THE BLOG

Disabled People More Likely to Be Seen on the Streets Than on Our Screens

22/09/2014 10:35 BST | Updated 19/11/2014 10:59 GMT

When was the last time you saw a disabled person on TV? Our research shows more than half of us are more likely to see a disabled person on the street rather than on our screens. And one in six of us have no recollection of disabled people in any media at all.

A series of essays by the think-tank Demos in partnership with the leading charity umbrella group VODG gives us a worrying insight into the current realities for many disabled people. It reveals the hidden financial, employment and other challenges disabled people still face away from the public gaze.

Discrimination on the grounds of race, sexuality and religion is widely seen as unacceptable. As a country we accept and celebrate difference now thanks to the leadership of pioneers who fought for better equality. Everyday sexism is often challenged but we hear little about disability.

Several television companies have made commitments to include more ethnic minority actors to reflect Britain's diverse population. The BBC has pledged to quadruple the number of disabled people it puts on TV by 2017 and Channel 4 has led the way in terms of disability programming in recent years, beginning with its coverage of the Paralympics at the London 2012 Games and ground-breaking programmes like The Undateables and I'm Spazticus.

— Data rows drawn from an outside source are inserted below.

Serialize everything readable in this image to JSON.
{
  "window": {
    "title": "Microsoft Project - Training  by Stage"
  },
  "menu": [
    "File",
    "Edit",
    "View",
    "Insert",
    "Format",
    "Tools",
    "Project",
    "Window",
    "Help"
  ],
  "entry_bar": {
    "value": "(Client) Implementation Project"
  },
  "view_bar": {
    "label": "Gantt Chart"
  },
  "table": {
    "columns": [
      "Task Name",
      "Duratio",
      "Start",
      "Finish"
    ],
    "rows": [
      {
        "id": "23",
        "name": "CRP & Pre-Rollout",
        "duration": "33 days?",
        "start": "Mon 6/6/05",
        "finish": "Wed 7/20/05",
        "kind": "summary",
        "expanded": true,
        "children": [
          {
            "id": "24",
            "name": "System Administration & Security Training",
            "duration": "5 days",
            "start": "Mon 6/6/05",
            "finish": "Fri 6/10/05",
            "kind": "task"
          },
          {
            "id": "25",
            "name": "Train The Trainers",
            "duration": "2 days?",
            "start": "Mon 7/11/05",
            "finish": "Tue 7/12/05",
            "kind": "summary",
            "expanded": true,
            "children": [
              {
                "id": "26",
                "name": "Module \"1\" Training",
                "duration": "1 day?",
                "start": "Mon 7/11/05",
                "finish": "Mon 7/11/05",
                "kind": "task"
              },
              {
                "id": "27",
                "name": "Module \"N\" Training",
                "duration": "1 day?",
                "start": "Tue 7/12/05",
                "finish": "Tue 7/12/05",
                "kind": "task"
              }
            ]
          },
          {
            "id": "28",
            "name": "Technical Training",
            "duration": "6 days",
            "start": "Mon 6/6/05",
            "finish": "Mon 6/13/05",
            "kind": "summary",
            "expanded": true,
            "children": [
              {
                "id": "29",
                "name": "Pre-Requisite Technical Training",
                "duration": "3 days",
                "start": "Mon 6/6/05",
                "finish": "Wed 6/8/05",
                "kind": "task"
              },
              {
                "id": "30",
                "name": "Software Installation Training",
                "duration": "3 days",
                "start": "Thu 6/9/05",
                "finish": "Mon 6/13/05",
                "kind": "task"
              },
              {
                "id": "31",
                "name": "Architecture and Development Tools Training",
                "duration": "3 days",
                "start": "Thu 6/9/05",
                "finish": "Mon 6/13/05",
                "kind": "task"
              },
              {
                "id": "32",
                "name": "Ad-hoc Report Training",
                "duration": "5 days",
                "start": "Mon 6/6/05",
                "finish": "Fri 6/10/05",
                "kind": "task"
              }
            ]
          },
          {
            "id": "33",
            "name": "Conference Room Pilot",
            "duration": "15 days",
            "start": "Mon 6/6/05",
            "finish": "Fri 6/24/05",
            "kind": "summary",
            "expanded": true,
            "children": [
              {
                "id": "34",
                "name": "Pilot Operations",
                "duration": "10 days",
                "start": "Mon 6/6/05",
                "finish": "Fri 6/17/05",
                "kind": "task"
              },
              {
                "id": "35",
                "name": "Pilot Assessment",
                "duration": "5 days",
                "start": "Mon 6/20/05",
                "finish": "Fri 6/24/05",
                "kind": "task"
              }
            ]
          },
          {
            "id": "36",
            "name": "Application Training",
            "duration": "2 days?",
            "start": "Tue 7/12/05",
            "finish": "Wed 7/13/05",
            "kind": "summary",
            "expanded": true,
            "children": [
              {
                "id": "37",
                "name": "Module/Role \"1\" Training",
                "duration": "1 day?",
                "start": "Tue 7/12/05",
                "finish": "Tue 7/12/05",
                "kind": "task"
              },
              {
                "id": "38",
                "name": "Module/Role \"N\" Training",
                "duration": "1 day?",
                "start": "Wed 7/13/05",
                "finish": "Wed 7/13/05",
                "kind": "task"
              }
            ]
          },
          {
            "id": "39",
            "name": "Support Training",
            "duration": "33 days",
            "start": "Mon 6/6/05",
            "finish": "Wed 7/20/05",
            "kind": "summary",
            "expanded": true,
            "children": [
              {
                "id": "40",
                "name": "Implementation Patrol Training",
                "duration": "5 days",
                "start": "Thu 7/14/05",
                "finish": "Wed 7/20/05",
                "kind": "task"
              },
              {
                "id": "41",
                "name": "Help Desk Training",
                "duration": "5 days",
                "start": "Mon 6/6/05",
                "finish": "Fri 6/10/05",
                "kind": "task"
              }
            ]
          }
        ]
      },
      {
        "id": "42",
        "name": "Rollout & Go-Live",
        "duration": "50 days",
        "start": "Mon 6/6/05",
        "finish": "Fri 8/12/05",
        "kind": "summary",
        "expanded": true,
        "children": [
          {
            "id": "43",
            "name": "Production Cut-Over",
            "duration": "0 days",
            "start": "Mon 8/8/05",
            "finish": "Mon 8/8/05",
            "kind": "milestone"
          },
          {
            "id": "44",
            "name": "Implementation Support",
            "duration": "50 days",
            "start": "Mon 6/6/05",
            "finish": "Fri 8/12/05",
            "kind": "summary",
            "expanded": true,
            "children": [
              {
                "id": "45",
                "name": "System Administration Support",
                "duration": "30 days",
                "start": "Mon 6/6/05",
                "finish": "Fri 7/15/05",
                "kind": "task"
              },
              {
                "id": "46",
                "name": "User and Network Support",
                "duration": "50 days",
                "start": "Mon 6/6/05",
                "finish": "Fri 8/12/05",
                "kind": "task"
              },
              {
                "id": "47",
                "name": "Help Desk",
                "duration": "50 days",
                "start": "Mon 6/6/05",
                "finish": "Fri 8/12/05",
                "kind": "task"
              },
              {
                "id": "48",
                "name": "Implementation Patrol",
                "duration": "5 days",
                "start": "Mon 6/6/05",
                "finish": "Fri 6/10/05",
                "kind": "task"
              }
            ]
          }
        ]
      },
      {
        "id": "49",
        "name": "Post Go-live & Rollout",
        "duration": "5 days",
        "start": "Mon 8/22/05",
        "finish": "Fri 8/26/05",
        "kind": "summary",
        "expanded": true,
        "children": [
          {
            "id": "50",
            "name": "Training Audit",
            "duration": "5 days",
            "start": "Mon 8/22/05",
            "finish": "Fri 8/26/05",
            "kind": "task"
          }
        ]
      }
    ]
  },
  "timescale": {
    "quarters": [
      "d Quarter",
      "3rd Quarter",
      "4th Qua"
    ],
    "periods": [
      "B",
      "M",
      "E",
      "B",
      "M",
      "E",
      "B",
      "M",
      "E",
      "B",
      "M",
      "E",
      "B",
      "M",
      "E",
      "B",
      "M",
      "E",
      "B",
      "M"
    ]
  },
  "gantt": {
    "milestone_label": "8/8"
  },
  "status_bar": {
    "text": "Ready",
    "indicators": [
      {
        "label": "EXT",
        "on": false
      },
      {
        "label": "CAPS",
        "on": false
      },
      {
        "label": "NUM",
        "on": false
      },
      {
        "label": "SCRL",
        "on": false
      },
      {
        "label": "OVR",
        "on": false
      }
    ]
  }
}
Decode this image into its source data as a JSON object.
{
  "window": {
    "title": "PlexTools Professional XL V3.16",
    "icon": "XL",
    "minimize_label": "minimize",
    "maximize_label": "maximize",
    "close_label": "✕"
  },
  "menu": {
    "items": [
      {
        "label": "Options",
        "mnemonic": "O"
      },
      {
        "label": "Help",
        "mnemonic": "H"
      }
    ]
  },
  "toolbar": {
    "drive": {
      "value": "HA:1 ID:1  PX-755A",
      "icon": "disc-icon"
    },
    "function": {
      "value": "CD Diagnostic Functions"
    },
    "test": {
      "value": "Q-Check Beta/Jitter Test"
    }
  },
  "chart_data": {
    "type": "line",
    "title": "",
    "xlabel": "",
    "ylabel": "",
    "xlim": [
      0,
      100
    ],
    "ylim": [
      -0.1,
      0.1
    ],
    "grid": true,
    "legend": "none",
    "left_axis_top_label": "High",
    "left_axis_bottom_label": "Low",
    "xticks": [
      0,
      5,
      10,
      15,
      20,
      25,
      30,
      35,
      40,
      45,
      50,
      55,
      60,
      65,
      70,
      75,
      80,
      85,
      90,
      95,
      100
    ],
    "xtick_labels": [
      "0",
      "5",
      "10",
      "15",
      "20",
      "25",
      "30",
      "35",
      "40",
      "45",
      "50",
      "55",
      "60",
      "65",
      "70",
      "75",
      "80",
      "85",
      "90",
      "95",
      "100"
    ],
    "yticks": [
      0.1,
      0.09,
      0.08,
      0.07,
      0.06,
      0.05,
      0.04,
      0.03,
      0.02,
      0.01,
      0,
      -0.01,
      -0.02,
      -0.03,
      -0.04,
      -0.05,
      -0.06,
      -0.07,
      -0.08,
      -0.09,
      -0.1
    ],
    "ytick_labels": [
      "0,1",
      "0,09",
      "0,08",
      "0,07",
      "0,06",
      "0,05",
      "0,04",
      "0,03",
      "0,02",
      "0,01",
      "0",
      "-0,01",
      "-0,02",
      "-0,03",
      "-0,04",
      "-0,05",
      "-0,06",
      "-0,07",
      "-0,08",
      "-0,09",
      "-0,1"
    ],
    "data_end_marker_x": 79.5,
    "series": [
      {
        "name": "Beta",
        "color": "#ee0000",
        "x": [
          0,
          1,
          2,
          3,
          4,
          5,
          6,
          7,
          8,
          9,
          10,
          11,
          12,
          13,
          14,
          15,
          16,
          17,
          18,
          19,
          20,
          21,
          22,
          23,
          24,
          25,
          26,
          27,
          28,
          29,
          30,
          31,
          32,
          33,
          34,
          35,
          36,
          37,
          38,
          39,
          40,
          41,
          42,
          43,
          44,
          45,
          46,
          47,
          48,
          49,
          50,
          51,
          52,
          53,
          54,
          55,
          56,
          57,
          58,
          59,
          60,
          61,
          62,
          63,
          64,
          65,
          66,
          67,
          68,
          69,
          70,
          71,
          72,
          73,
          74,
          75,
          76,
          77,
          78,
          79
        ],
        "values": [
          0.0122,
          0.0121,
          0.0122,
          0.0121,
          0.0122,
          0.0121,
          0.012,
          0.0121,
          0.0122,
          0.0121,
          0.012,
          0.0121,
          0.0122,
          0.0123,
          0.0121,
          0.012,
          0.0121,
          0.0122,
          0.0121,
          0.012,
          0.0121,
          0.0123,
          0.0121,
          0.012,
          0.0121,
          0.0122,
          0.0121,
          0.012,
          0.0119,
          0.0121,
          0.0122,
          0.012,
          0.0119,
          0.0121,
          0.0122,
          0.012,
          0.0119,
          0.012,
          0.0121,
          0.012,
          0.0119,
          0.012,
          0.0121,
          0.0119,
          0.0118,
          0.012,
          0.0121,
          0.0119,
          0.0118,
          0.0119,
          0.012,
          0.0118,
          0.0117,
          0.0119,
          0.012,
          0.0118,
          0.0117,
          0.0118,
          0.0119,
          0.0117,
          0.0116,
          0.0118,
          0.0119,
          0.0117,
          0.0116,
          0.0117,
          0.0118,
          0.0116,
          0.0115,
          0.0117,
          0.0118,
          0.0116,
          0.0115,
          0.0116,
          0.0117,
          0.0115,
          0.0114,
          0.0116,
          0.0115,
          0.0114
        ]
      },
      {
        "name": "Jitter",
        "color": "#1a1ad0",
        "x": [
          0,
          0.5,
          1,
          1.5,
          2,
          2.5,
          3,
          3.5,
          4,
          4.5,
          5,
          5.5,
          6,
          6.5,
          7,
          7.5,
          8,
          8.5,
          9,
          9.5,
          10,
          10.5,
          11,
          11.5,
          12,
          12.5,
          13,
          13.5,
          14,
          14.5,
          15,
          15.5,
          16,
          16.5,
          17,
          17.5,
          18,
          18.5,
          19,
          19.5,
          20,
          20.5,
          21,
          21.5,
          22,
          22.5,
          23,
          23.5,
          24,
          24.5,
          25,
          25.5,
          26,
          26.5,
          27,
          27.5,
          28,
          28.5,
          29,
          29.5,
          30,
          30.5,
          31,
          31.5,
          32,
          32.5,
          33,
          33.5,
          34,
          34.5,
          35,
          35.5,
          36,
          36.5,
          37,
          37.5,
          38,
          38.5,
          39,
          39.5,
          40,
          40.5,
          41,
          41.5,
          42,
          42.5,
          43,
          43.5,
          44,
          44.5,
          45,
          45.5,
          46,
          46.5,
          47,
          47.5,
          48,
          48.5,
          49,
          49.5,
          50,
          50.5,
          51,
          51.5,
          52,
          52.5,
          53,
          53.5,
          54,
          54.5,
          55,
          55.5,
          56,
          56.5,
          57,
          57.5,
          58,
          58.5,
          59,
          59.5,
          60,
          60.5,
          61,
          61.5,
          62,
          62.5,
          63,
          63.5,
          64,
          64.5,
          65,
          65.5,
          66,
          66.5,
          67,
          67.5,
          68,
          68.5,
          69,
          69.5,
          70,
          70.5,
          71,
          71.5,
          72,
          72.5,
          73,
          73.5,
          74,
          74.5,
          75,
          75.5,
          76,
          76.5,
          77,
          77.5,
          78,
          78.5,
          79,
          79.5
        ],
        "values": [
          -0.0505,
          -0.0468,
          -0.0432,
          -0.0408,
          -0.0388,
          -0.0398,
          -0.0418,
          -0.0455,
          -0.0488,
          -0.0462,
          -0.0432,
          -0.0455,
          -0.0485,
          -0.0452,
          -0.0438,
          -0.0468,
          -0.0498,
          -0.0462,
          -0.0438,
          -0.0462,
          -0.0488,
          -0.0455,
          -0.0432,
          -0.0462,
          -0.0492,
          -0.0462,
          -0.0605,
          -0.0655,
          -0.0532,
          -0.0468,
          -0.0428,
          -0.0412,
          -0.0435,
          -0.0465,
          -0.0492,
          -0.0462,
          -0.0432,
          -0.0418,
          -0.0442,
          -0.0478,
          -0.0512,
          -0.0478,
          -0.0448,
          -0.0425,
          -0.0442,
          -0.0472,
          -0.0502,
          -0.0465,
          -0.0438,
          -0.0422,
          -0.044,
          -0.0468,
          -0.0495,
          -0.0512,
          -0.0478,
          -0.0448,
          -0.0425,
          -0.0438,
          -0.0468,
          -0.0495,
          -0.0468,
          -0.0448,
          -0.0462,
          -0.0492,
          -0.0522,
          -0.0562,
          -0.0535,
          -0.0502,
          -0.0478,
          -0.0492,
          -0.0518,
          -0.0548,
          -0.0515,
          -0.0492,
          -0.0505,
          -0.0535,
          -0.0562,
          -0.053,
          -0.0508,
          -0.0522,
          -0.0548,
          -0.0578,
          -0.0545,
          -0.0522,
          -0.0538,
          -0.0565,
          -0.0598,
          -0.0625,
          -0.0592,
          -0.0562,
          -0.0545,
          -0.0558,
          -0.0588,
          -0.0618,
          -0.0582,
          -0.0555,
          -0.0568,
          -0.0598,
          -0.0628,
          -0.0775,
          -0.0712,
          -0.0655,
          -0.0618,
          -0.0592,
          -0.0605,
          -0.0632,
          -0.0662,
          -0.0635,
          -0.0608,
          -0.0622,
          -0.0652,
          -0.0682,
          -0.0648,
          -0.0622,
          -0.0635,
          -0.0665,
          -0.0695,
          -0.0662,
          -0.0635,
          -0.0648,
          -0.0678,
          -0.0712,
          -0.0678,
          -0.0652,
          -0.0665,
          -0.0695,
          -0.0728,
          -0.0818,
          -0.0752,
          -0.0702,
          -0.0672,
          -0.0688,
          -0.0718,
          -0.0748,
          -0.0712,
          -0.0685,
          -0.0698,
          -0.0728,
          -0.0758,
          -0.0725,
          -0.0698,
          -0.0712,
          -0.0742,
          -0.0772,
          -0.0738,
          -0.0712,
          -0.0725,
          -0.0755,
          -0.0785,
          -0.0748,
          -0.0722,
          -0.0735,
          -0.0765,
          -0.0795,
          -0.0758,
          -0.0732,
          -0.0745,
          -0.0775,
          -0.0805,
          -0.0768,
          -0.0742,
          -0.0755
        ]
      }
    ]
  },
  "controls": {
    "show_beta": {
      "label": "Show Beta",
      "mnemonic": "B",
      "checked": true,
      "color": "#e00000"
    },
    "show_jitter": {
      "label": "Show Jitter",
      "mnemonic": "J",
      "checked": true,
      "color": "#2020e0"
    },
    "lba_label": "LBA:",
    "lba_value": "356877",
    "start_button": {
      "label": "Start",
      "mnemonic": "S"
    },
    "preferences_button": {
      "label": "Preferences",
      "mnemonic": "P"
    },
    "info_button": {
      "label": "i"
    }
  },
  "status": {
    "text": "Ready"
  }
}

This is welcome progress but we still have a long way to go before we become a country that delights in its difference.

More than 11million disabled people live in the UK and with welcome improvements in healthcare we are all living longer and both the number and proportion of disabled people in the UK will increase.

And yet everywhere we look, disabled people are missing. Still under-represented on our TV screens and newspapers. Still under-represented at work. Still under-represented on inaccessible public transport and in cinemas and theatres everywhere. Although people with learning disabilities are certainly not under-represented in a criminal justice system that struggles with equality.

Widespread revulsion following failings in care at Winterbourne View shows much still needs to be done to support people with complex needs. And there is no reason why this should not be done in partnership with the people receiving the services.

First, the 2012 Paralympics Games and now the Invictus Games have brought us a new-found optimism on how disabled people are valued but action needs to follow.

All of us need to do something to achieve the future we want because there is no equality for anyone without equality for everyone.

Governments can do more to support disabled to get jobs and fund better care and benefits to match the increased costs disabled people face in their daily lives.

Businesses of all sizes can and should do more to open up to disabled employees and consumers. And as an individual we each have an important part to play. None of us should stay silent if we see or hear unacceptable behaviour or conversations.

By harnessing the Paralympics spirit, we should bring about change and do things differently. Aspirations of disabled people should be central to public debate in the run-up to next year's general election and we should not just nod and agree - but act to make it so.